I've just seen "Colours of Infinity" - a British moving picture (hence the Canadian spelling of colors) on public TV about Benoit Mandelbrot and his M(andelbrot) Set, the most famous fractal in fractal geometry, or "fractals" for short. Fractals are a geometry of shapes which are equally rough at all scales. They give geometers a way to describe in simple terms much more complex shapes and have many important applications, e.g. in data compression and fuzzy photo clarification.

There are two aspects of fractals that particularly relate to the economic approach that underlies timesizing and that may be called fractal economics. One is the escape from one step to perfection thinking. It's always gonna be fuzzy, in our case due to the one constant in human evolution - constantly rising expectations.
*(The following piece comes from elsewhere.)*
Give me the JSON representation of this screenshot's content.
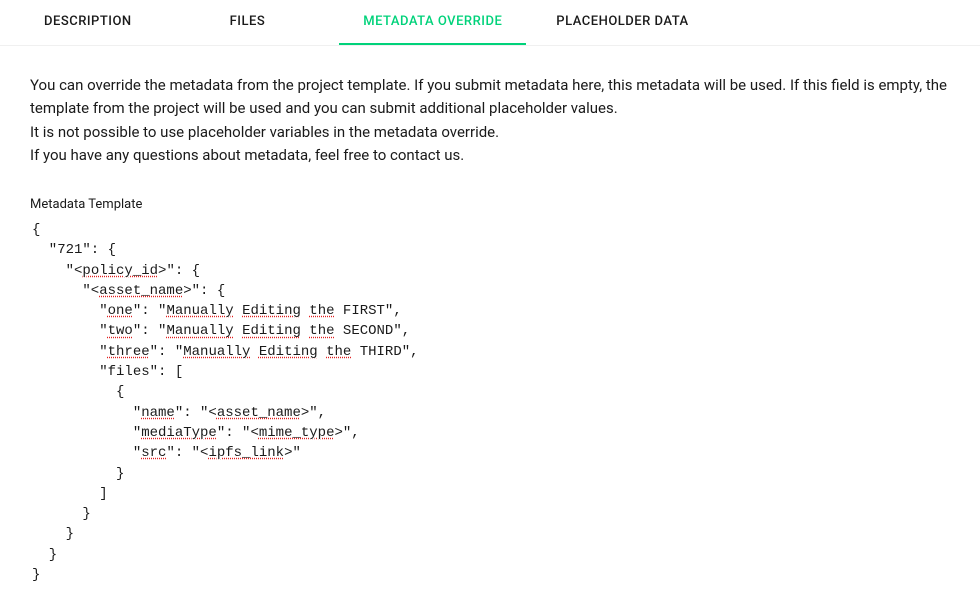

The other is the idea that a simple formula can account for, or in our case, facilitate, extreme variety and variability. This has immense implications in economics, because it solves two huge problems: how can we proceed on a stable sustainable basis in the sense that we keep the population united as one species instead of subspeciating into workers and drones +/- puppeteers, or Eloi and Morlocks, etc.
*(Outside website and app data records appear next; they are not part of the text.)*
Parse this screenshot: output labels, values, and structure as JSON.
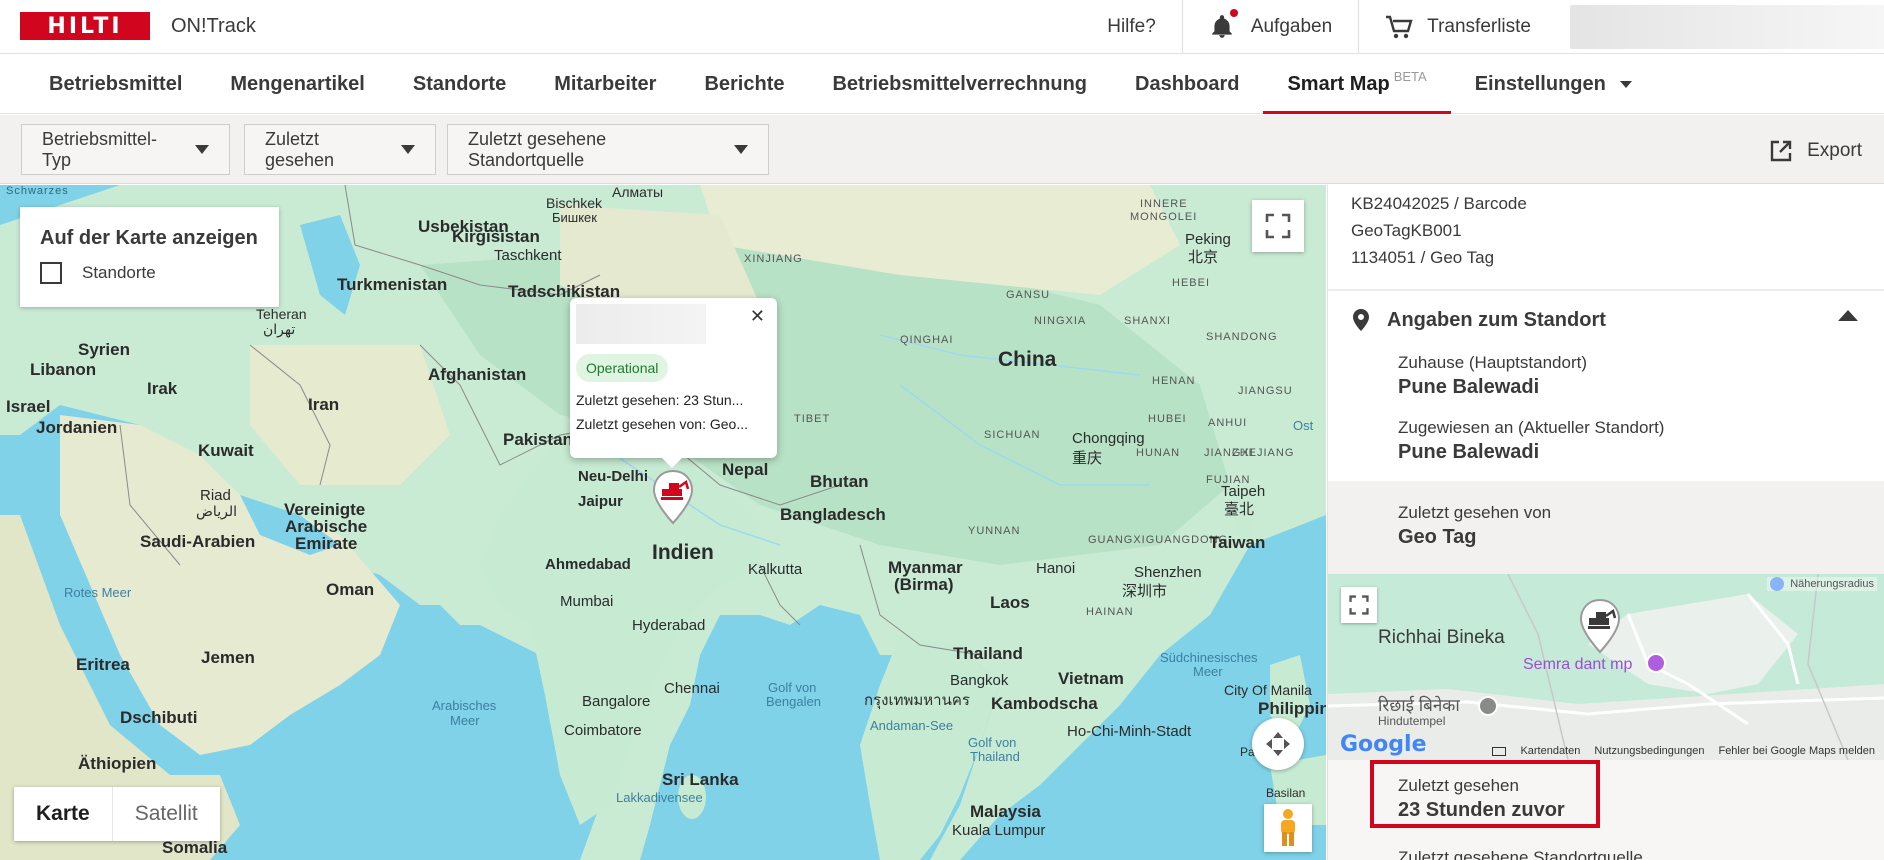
{
  "header": {
    "logo_text": "HILTI",
    "product": "ON!Track",
    "help": "Hilfe?",
    "tasks": "Aufgaben",
    "transfer": "Transferliste"
  },
  "nav": {
    "items": [
      "Betriebsmittel",
      "Mengenartikel",
      "Standorte",
      "Mitarbeiter",
      "Berichte",
      "Betriebsmittelverrechnung",
      "Dashboard"
    ],
    "smart_map": "Smart Map",
    "beta": "BETA",
    "settings": "Einstellungen"
  },
  "filters": {
    "type": "Betriebsmittel-Typ",
    "last_seen": "Zuletzt gesehen",
    "last_source": "Zuletzt gesehene Standortquelle",
    "export": "Export"
  },
  "map_overlay": {
    "title": "Auf der Karte anzeigen",
    "checkbox_label": "Standorte"
  },
  "popup": {
    "status": "Operational",
    "last_seen": "Zuletzt gesehen: 23 Stun...",
    "last_seen_by": "Zuletzt gesehen von: Geo..."
  },
  "map_type": {
    "map": "Karte",
    "satellite": "Satellit"
  },
  "map_labels": {
    "schwarzes": "Schwarzes",
    "usbekistan": "Usbekistan",
    "kirgisistan": "Kirgisistan",
    "bischkek": "Bischkek",
    "bischkek_ru": "Бишкек",
    "almaty": "Алматы",
    "taschkent": "Taschkent",
    "turkmenistan": "Turkmenistan",
    "tadschikistan": "Tadschikistan",
    "teheran": "Teheran",
    "teheran_fa": "تهران",
    "syrien": "Syrien",
    "libanon": "Libanon",
    "irak": "Irak",
    "israel": "Israel",
    "jordanien": "Jordanien",
    "iran": "Iran",
    "afghanistan": "Afghanistan",
    "pakistan": "Pakistan",
    "kuwait": "Kuwait",
    "riad": "Riad",
    "riad_ar": "الرياض",
    "saudi": "Saudi-Arabien",
    "uae1": "Vereinigte",
    "uae2": "Arabische",
    "uae3": "Emirate",
    "oman": "Oman",
    "rotes_meer": "Rotes Meer",
    "jemen": "Jemen",
    "eritrea": "Eritrea",
    "dschibuti": "Dschibuti",
    "aethiopien": "Äthiopien",
    "somalia": "Somalia",
    "arab1": "Arabisches",
    "arab2": "Meer",
    "neu_delhi": "Neu-Delhi",
    "jaipur": "Jaipur",
    "nepal": "Nepal",
    "bhutan": "Bhutan",
    "indien": "Indien",
    "ahmedabad": "Ahmedabad",
    "kalkutta": "Kalkutta",
    "bangladesch": "Bangladesch",
    "mumbai": "Mumbai",
    "hyderabad": "Hyderabad",
    "bangalore": "Bangalore",
    "chennai": "Chennai",
    "coimbatore": "Coimbatore",
    "sri_lanka": "Sri Lanka",
    "lakkadiven": "Lakkadivensee",
    "bengal1": "Golf von",
    "bengal2": "Bengalen",
    "myanmar1": "Myanmar",
    "myanmar2": "(Birma)",
    "laos": "Laos",
    "thailand": "Thailand",
    "bangkok": "Bangkok",
    "bangkok_th": "กรุงเทพมหานคร",
    "kambodscha": "Kambodscha",
    "vietnam": "Vietnam",
    "hanoi": "Hanoi",
    "hcmc": "Ho-Chi-Minh-Stadt",
    "andaman": "Andaman-See",
    "gulf_thai1": "Golf von",
    "gulf_thai2": "Thailand",
    "malaysia": "Malaysia",
    "kl": "Kuala Lumpur",
    "china": "China",
    "xinjiang": "XINJIANG",
    "tibet": "TIBET",
    "qinghai": "QINGHAI",
    "gansu": "GANSU",
    "ningxia": "NINGXIA",
    "shanxi": "SHANXI",
    "shandong": "SHANDONG",
    "henan": "HENAN",
    "jiangsu": "JIANGSU",
    "hubei": "HUBEI",
    "anhui": "ANHUI",
    "sichuan": "SICHUAN",
    "chongqing": "Chongqing",
    "chongqing_zh": "重庆",
    "hunan": "HUNAN",
    "jiangxi": "JIANGXI",
    "zhejiang": "ZHEJIANG",
    "fujian": "FUJIAN",
    "yunnan": "YUNNAN",
    "guangxi": "GUANGXIGUANGDONG",
    "shenzhen": "Shenzhen",
    "shenzhen_zh": "深圳市",
    "hainan": "HAINAN",
    "taiwan": "Taiwan",
    "taipeh": "Taipeh",
    "taipeh_zh": "臺北",
    "peking": "Peking",
    "peking_zh": "北京",
    "hebei": "HEBEI",
    "innere1": "INNERE",
    "innere2": "MONGOLEI",
    "ost": "Ost",
    "suedchin1": "Südchinesisches",
    "suedchin2": "Meer",
    "manila": "City Of Manila",
    "philippin": "Philippin",
    "palawan": "Palawan",
    "basilan": "Basilan"
  },
  "panel": {
    "id1": "KB24042025 / Barcode",
    "id2": "GeoTagKB001",
    "id3": "1134051 / Geo Tag",
    "location_title": "Angaben zum Standort",
    "home_label": "Zuhause (Hauptstandort)",
    "home_value": "Pune Balewadi",
    "assigned_label": "Zugewiesen an (Aktueller Standort)",
    "assigned_value": "Pune Balewadi",
    "seen_by_label": "Zuletzt gesehen von",
    "seen_by_value": "Geo Tag",
    "minimap_radius": "Näherungsradius",
    "minimap_place1": "Richhai Bineka",
    "minimap_place2": "Semra dant mp",
    "minimap_place3": "रिछाई बिनेका",
    "minimap_place4": "Hindutempel",
    "google": "Google",
    "kartendaten": "Kartendaten",
    "nutzung": "Nutzungsbedingungen",
    "fehler": "Fehler bei Google Maps melden",
    "last_seen_label": "Zuletzt gesehen",
    "last_seen_value": "23 Stunden zuvor",
    "last_source_label": "Zuletzt gesehene Standortquelle"
  }
}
And the related problem is, how can government government most effectively govern a burgeoningly complicated nation, when the level of complexity is doubling almost every day. Fractals have a control "in the center" - a simple formula which generates/accounts for huge "mutually non-interfering" (Bucky Fuller) variety. (By the way, I suspect that Fuller's Synergetics is going to turn out to be a parallel fractal geometry, or possibly a fractal algebra or trig.) Is there a simple control "in the center" of the socioeconomy that can facilitate balance by engaging market forces to take care of the details? A rough-edged balance perhaps, but satisfactory at the current level of general human expectations, i.e., "up to current standards." Because one of our big developing problems in poltico-economic design is the fact that we have constituencies of differing and clashing sensitivity levels.

Timesizing's underlying "fractal economics" provides an "H Set" - a simple set of regulations, a formula, for balancing an indefinite series of dimensions of human competition and value. The economic part proper is a three-set, the politico economic adds one for a four set, and the socio-economic adds another for a five set. This five set can balance the employment (and skills to that level) dimension. Then it can be detached from its employment specific references and applied to the first (from today) of the monetary dimensions, income (inflowing money per person per time unit). Then it can be detached and applied to the second (probably outgo or debt payments), then the third (liability? = accumulated debt, real and/or potential), the fourth, wealth (stored/standing money per person), fifth, credit (accumulated financial power), and so on into the (to us) vaguer dimensions (reputation, name....) of "personhood" in the modern age. For that is what we are doing - we are defining "person" here for governing purposes, gradually and potentially unendingly.

And in the process, we are defining, on an incrementally refining basis, the key issue in economics which none of the great economists have yet focused on but which writers like Chesterton and Orwell have focused on, "fair share," - share per person per time unit.